Task item -> Using the listing, copy each whole line that features "Lluvias".

Available data ->

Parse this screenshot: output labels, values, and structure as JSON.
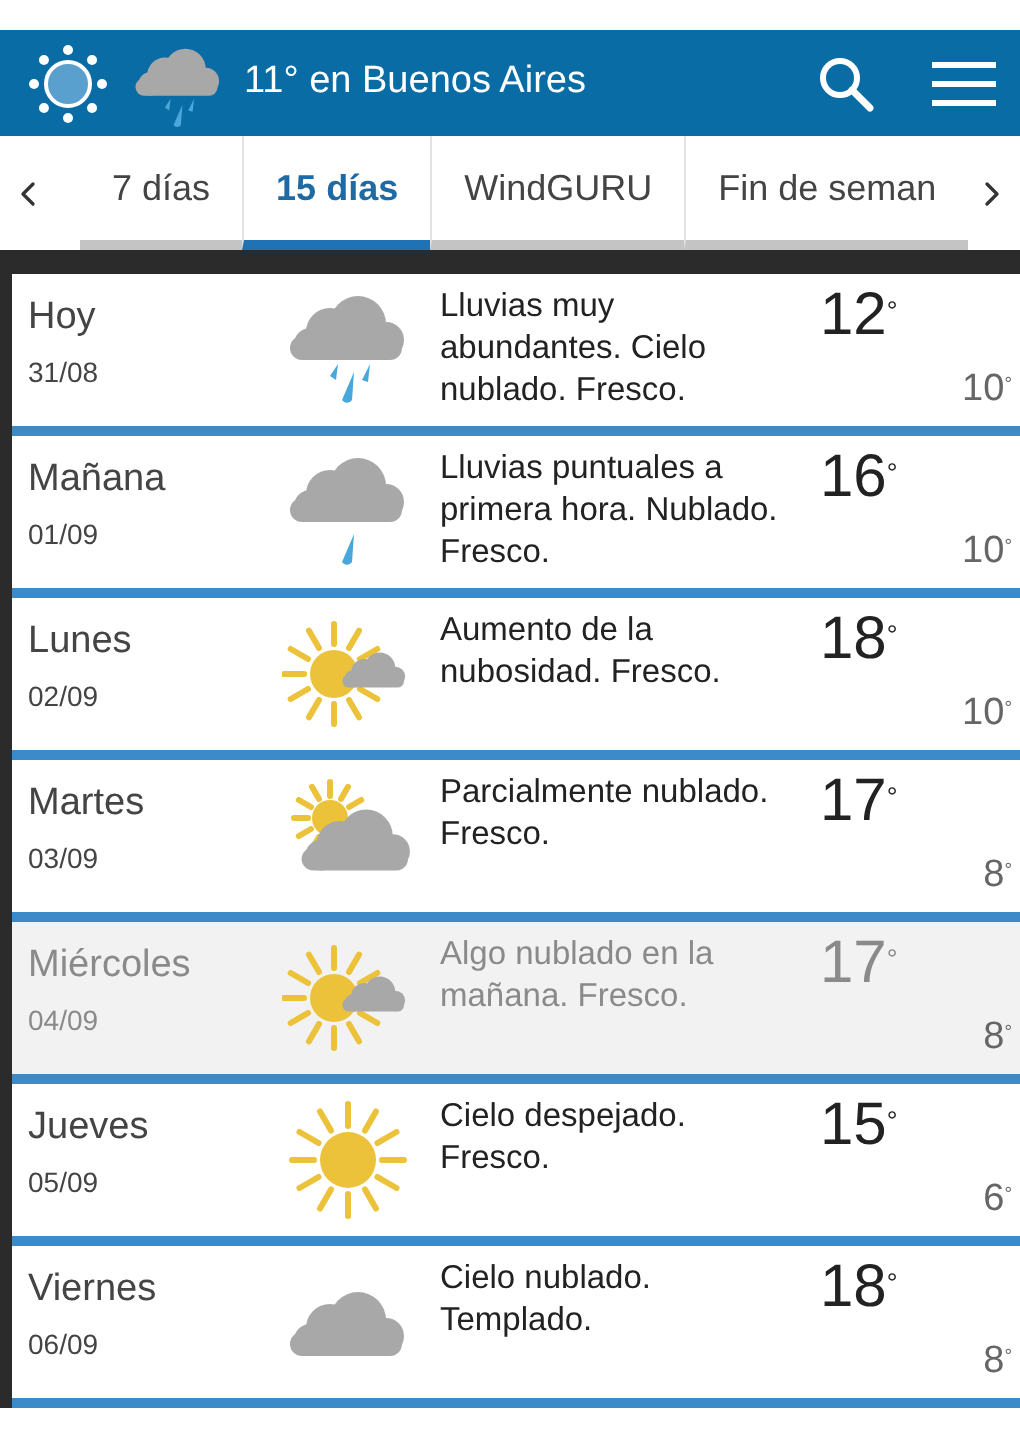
{
  "header": {
    "title": "11° en Buenos Aires"
  },
  "tabs": [
    {
      "label": "7 días",
      "selected": false
    },
    {
      "label": "15 días",
      "selected": true
    },
    {
      "label": "WindGURU",
      "selected": false
    },
    {
      "label": "Fin de seman",
      "selected": false
    }
  ],
  "days": [
    {
      "day": "Hoy",
      "date": "31/08",
      "kind": "rain_heavy",
      "description": "Lluvias muy abundantes. Cielo nublado. Fresco.",
      "high": "12$^{°}$",
      "low": "10$^{°}$",
      "selected": false
    },
    {
      "day": "Mañana",
      "date": "01/09",
      "kind": "rain",
      "description": "Lluvias puntuales a primera hora. Nublado. Fresco.",
      "high": "16$^{°}$",
      "low": "10$^{°}$",
      "selected": false
    },
    {
      "day": "Lunes",
      "date": "02/09",
      "kind": "sun_cloud",
      "description": "Aumento de la nubosidad. Fresco.",
      "high": "18$^{°}$",
      "low": "10$^{°}$",
      "selected": false
    },
    {
      "day": "Martes",
      "date": "03/09",
      "kind": "cloud_sun",
      "description": "Parcialmente nublado. Fresco.",
      "high": "17$^{°}$",
      "low": "8$^{°}$",
      "selected": false
    },
    {
      "day": "Miércoles",
      "date": "04/09",
      "kind": "sun_cloud",
      "description": "Algo nublado en la mañana. Fresco.",
      "high": "17$^{°}$",
      "low": "8$^{°}$",
      "selected": true
    },
    {
      "day": "Jueves",
      "date": "05/09",
      "kind": "sun",
      "description": "Cielo despejado. Fresco.",
      "high": "15$^{°}$",
      "low": "6$^{°}$",
      "selected": false
    },
    {
      "day": "Viernes",
      "date": "06/09",
      "kind": "cloud",
      "description": "Cielo nublado. Templado.",
      "high": "18$^{°}$",
      "low": "8$^{°}$",
      "selected": false
    }
  ]
}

Task result ->
      "description": "Lluvias muy abundantes. Cielo nublado. Fresco.",
      "description": "Lluvias puntuales a primera hora. Nublado. Fresco.",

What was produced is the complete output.